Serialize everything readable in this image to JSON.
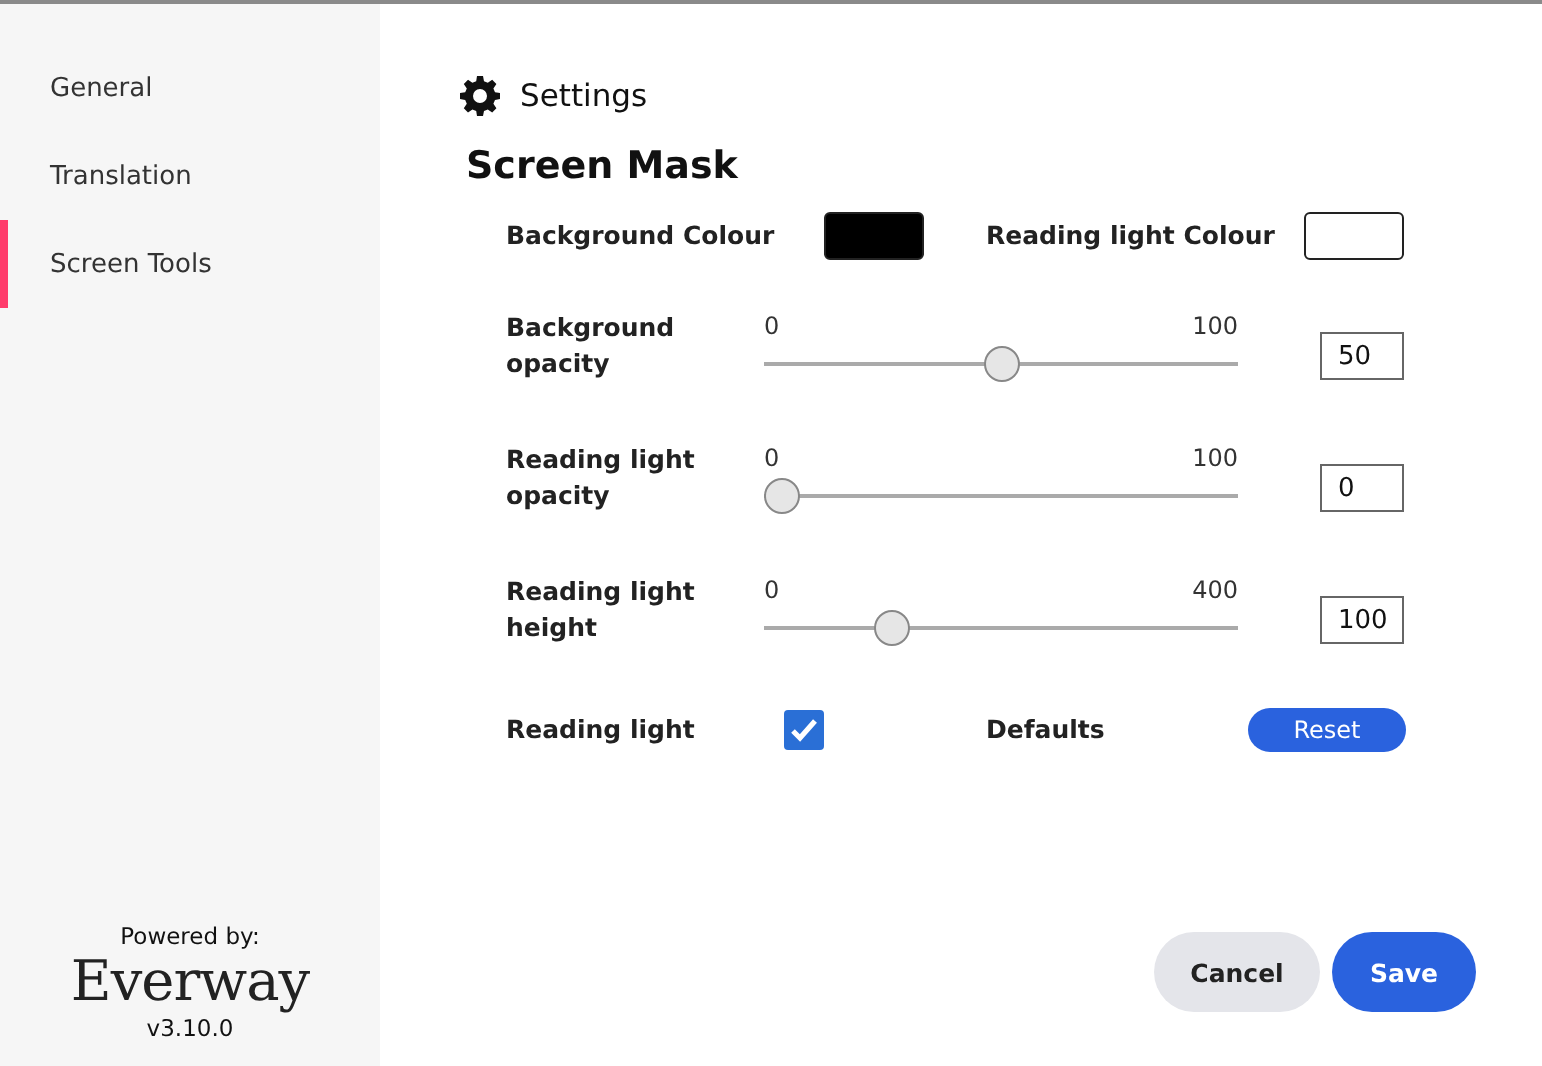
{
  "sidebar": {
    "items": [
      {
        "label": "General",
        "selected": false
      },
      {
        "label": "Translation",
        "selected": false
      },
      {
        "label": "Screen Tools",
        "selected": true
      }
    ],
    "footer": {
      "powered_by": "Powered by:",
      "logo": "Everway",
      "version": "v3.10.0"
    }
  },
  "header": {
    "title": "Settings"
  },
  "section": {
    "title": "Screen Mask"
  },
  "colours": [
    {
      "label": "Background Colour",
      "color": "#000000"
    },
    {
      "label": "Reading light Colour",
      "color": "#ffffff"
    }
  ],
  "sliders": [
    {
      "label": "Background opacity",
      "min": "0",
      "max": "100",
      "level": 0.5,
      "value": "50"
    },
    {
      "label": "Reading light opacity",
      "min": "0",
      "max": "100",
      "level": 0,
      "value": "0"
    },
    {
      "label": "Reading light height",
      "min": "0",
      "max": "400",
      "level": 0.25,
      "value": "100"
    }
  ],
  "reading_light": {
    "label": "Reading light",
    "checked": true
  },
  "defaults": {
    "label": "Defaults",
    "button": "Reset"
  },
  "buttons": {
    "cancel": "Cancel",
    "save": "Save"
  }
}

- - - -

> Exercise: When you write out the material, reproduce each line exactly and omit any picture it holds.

> Solved exercise:
Serialize everything readable in this image to JSON.
{
  "sidebar": {
    "items": [
      {
        "label": "General",
        "selected": false
      },
      {
        "label": "Translation",
        "selected": false
      },
      {
        "label": "Screen Tools",
        "selected": true
      }
    ],
    "footer": {
      "powered_by": "Powered by:",
      "logo": "Everway",
      "version": "v3.10.0"
    }
  },
  "header": {
    "title": "Settings"
  },
  "section": {
    "title": "Screen Mask"
  },
  "colours": [
    {
      "label": "Background Colour",
      "color": "#000000"
    },
    {
      "label": "Reading light Colour",
      "color": "#ffffff"
    }
  ],
  "sliders": [
    {
      "label": "Background opacity",
      "min": "0",
      "max": "100",
      "level": 0.5,
      "value": "50"
    },
    {
      "label": "Reading light opacity",
      "min": "0",
      "max": "100",
      "level": 0,
      "value": "0"
    },
    {
      "label": "Reading light height",
      "min": "0",
      "max": "400",
      "level": 0.25,
      "value": "100"
    }
  ],
  "reading_light": {
    "label": "Reading light",
    "checked": true
  },
  "defaults": {
    "label": "Defaults",
    "button": "Reset"
  },
  "buttons": {
    "cancel": "Cancel",
    "save": "Save"
  }
}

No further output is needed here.